The redesign of Music Week, which has a circulation hovering around the 8,000 mark, has been achieved with the help of design company This is Real Art. As is the modern custom, it is heavily linked to changes and new features in its website, musicweek.com.
The new logo is based on a fast forward button, the new masthead is clear and simple and it has lots of lovely white space. But don’t judge the redesigned Music Week by its minimalist cover, which weakens its initial impact. It’s certainly subtle, and the cover lines do tell you what the main features are. It also echoes the recent industry news that Hard-Fi are doing away with cover art on their new album.
Inside, the opening spread begins to reveal the real radical nature of the new look. The staff list and publishing paraphernalia have been moved to free up space – and there’s plenty of it around the outside and across the bottom.
The new headline (Akkurat) and body (Typ1451) typefaces come in to play here, with no sign of any serifs. The colour palette begins to identify itself with subtle blues chosen for the news section, which extends to page 11.
The magazine is essential reading for those in the music industry and, as such, has a lot of ground to cover. The design really works in its flexibility to allow longer articles to co-exist in harmony with several smaller newsbites. This is achieved by taking the radical step of basing the layout on a seven-column grid, allowing small columns to flow down the outer wings or even the middle to break up the heavier page leads.
The magazine aims to focus on several new editorial aims: to spotlight creativity and innovation among the broader music business; to focus on the individuals driving these changes; to build audience interaction, with more opinion and views from across the industry; to offer deeper analysis – the inside take on the changes within the business; and to continue supporting the development of British talent, at home and abroad.
The latter is interesting, as it implies that the magazine is not just reporting industry news and views, but also fulfilling a talent-spotting and promotional role.
Fast forward to features and the colour palette changes to a pastel pinky-purple and the narrow columns move off the wing to take up a more midfield role.

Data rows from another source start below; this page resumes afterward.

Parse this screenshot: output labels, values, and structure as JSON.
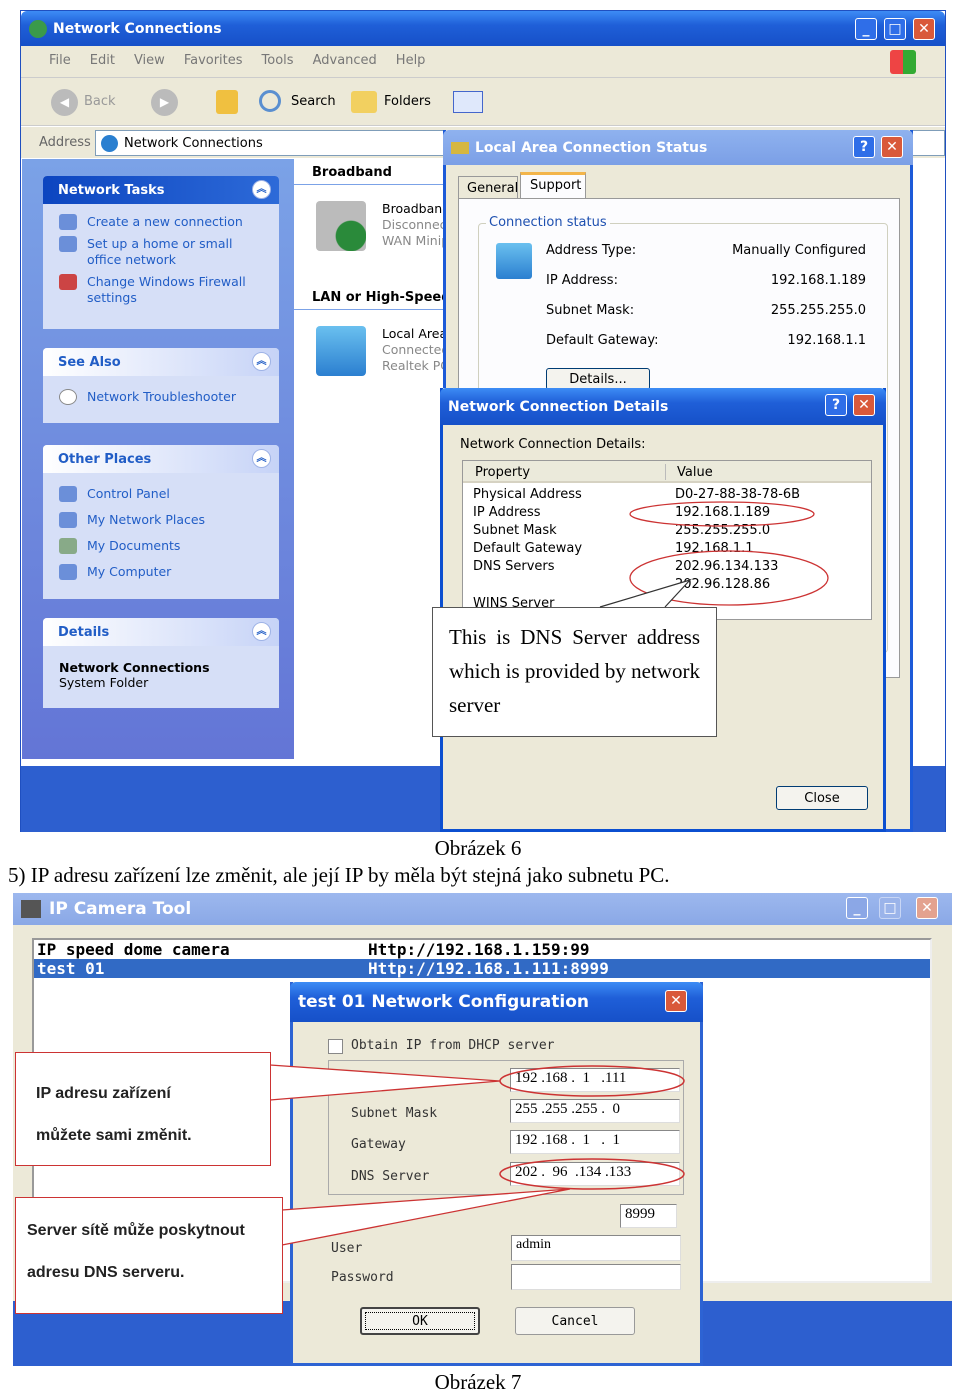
{
  "figure6": {
    "window_title": "Network Connections",
    "menu": [
      "File",
      "Edit",
      "View",
      "Favorites",
      "Tools",
      "Advanced",
      "Help"
    ],
    "toolbar": {
      "back": "Back",
      "search": "Search",
      "folders": "Folders"
    },
    "address": {
      "label": "Address",
      "value": "Network Connections"
    },
    "network_tasks": {
      "title": "Network Tasks",
      "items": [
        "Create a new connection",
        "Set up a home or small office network",
        "Change Windows Firewall settings"
      ]
    },
    "see_also": {
      "title": "See Also",
      "items": [
        "Network Troubleshooter"
      ]
    },
    "other_places": {
      "title": "Other Places",
      "items": [
        "Control Panel",
        "My Network Places",
        "My Documents",
        "My Computer"
      ]
    },
    "details": {
      "title": "Details",
      "name": "Network Connections",
      "type": "System Folder"
    },
    "groups": [
      {
        "title": "Broadband",
        "item": {
          "name": "Broadband",
          "status": "Disconnected",
          "device": "WAN Minip"
        }
      },
      {
        "title": "LAN or High-Speed",
        "item": {
          "name": "Local Area",
          "status": "Connected",
          "device": "Realtek PC"
        }
      }
    ],
    "status_dialog": {
      "title": "Local Area Connection Status",
      "tabs": [
        "General",
        "Support"
      ],
      "group": "Connection status",
      "rows": [
        {
          "label": "Address Type:",
          "value": "Manually Configured"
        },
        {
          "label": "IP Address:",
          "value": "192.168.1.189"
        },
        {
          "label": "Subnet Mask:",
          "value": "255.255.255.0"
        },
        {
          "label": "Default Gateway:",
          "value": "192.168.1.1"
        }
      ],
      "details_button": "Details..."
    },
    "details_dialog": {
      "title": "Network Connection Details",
      "label": "Network Connection Details:",
      "columns": [
        "Property",
        "Value"
      ],
      "rows": [
        [
          "Physical Address",
          "D0-27-88-38-78-6B"
        ],
        [
          "IP Address",
          "192.168.1.189"
        ],
        [
          "Subnet Mask",
          "255.255.255.0"
        ],
        [
          "Default Gateway",
          "192.168.1.1"
        ],
        [
          "DNS Servers",
          "202.96.134.133"
        ],
        [
          "",
          "202.96.128.86"
        ],
        [
          "WINS Server",
          ""
        ]
      ],
      "close": "Close"
    },
    "callout": "This is DNS Server address which is provided by network server",
    "caption": "Obrázek 6"
  },
  "paragraph": "5) IP adresu zařízení lze změnit, ale její IP by měla být stejná jako subnetu PC.",
  "figure7": {
    "window_title": "IP Camera Tool",
    "list": [
      {
        "name": "IP speed dome camera",
        "url": "Http://192.168.1.159:99"
      },
      {
        "name": "test 01",
        "url": "Http://192.168.1.111:8999",
        "selected": true
      }
    ],
    "dialog": {
      "title": "test 01 Network Configuration",
      "dhcp": "Obtain IP from DHCP server",
      "dhcp_checked": false,
      "ip": "192 .168 .  1   .111",
      "subnet_label": "Subnet Mask",
      "subnet": "255 .255 .255 .  0",
      "gateway_label": "Gateway",
      "gateway": "192 .168 .  1   .  1",
      "dns_label": "DNS Server",
      "dns": "202 .  96  .134 .133",
      "port": "8999",
      "user_label": "User",
      "user": "admin",
      "password_label": "Password",
      "password": "",
      "ok": "OK",
      "cancel": "Cancel"
    },
    "callout1": [
      "IP adresu zařízení",
      "můžete sami změnit."
    ],
    "callout2": [
      "Server sítě může poskytnout",
      "adresu DNS serveru."
    ],
    "caption": "Obrázek 7"
  },
  "colors": {
    "xp_blue": "#1f5fd8",
    "dialog_face": "#ece9d8",
    "annotation_red": "#cc3333",
    "selection": "#316ac5"
  }
}
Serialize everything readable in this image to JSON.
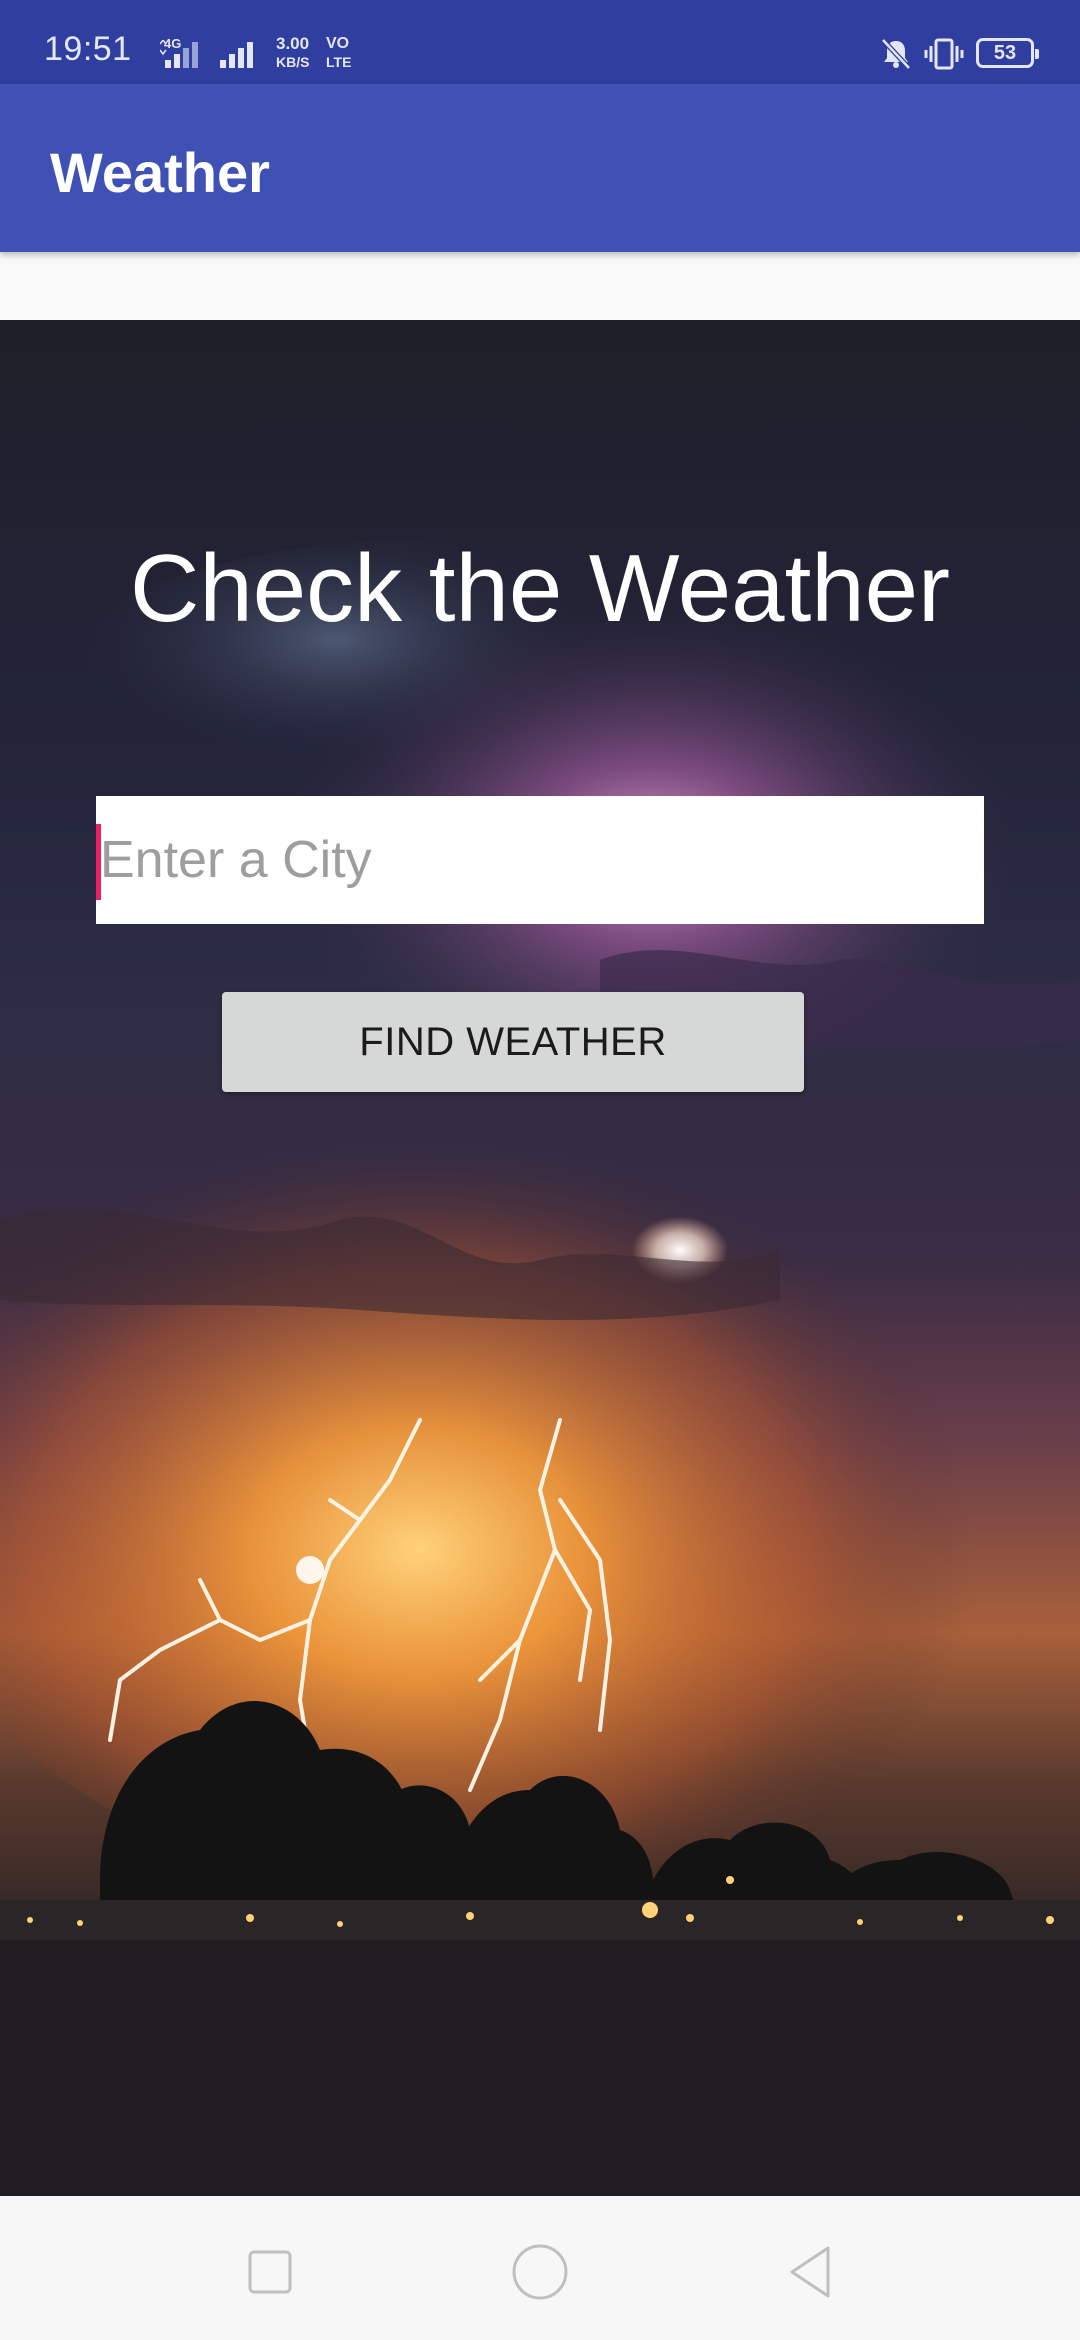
{
  "status_bar": {
    "time": "19:51",
    "network": "4G",
    "speed_value": "3.00",
    "speed_unit": "KB/S",
    "volte_top": "VO",
    "volte_bottom": "LTE",
    "battery": "53",
    "icons": [
      "signal-icon",
      "mute-icon",
      "vibrate-icon",
      "battery-icon"
    ]
  },
  "app_bar": {
    "title": "Weather"
  },
  "main": {
    "headline": "Check the Weather",
    "city_input": {
      "placeholder": "Enter a City",
      "value": ""
    },
    "find_button_label": "FIND WEATHER"
  },
  "nav_bar": {
    "icons": [
      "recents-icon",
      "home-icon",
      "back-icon"
    ]
  },
  "colors": {
    "status_bar": "#303f9f",
    "app_bar": "#3f51b5",
    "cursor_accent": "#e91e63",
    "button_bg": "#d6d7d7"
  }
}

Perhaps here the new sans type appears too thin and light to make for easy reading.
The middle of this week’s magazine is a tribute to the much-lamented Mancunian band Joy Division. It’s a bold design, with colour photos giving way to moody chiaroscuro; with pink and white type on a dark grey background. It’s daring and hard to read – but worth it for the content.
The pink turns to brown for a two-page classified section, then it’s straight into 10 green-themed Datafile pages. This section is challenging, providing a new feature on upcoming record releases and, natch, page after page of all-important ratings charts with sales and airplays.
It’s always been a daunting task for editors and designers to come up with an attractive and readable way of presenting vast chunks of statistical information. It so nearly works here, but is let down by too many changes in point size and a plethora of colours.
Overall, a radical, modern new look for a business magazine which treats its audience with respect.